▶ **WHAT IS EXPECTED**:
If a line in the records below holds the string "content", count it, and state only the final count.

▶ **DATA FOR ANALYSIS**:
- - - - - - -
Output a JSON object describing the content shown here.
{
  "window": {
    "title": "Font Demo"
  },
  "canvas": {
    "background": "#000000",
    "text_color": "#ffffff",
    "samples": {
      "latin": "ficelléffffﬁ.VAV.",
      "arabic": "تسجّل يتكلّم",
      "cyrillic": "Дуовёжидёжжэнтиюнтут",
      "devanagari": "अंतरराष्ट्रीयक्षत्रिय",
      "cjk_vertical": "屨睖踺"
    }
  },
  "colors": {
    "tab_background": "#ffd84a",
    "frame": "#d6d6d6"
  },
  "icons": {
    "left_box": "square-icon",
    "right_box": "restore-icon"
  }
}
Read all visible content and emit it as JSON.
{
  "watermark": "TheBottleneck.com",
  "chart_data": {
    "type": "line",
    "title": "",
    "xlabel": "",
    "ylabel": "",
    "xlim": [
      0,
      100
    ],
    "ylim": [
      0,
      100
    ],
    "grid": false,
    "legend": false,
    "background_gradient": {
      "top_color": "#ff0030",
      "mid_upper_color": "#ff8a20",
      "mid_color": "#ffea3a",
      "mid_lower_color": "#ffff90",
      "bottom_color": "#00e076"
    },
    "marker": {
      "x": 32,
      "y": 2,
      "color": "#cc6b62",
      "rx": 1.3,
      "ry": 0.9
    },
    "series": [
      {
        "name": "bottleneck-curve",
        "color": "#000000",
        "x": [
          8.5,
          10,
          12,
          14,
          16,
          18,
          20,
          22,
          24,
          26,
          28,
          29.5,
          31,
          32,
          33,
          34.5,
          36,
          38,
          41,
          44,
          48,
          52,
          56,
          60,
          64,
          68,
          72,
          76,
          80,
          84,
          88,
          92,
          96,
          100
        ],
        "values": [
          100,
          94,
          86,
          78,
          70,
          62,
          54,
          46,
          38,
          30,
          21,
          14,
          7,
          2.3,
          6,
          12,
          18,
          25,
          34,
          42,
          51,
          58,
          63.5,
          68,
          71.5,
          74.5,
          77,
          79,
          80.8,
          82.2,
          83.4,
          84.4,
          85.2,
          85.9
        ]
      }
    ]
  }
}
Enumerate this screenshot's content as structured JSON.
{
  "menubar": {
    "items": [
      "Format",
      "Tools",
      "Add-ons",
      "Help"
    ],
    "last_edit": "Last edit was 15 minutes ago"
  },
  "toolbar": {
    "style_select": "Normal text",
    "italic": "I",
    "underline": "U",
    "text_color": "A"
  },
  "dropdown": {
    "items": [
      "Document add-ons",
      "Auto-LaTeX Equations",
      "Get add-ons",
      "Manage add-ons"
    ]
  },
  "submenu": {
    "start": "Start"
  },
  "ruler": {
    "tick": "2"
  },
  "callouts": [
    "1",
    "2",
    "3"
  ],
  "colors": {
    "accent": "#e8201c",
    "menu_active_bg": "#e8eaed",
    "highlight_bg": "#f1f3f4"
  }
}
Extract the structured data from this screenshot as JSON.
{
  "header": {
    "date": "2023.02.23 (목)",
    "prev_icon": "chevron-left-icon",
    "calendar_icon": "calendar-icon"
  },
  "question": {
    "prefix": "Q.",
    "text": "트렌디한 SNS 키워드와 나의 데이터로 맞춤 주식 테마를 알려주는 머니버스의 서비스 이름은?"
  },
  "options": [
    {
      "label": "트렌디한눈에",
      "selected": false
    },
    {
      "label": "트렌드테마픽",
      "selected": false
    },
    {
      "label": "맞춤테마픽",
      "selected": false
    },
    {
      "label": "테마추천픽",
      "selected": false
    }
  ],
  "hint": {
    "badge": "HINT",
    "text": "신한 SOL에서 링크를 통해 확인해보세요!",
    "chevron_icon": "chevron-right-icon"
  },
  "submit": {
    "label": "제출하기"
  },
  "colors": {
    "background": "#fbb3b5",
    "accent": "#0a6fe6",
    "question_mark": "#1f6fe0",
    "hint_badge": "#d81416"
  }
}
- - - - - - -
▶ **ANSWER TO THIS TASK**:
3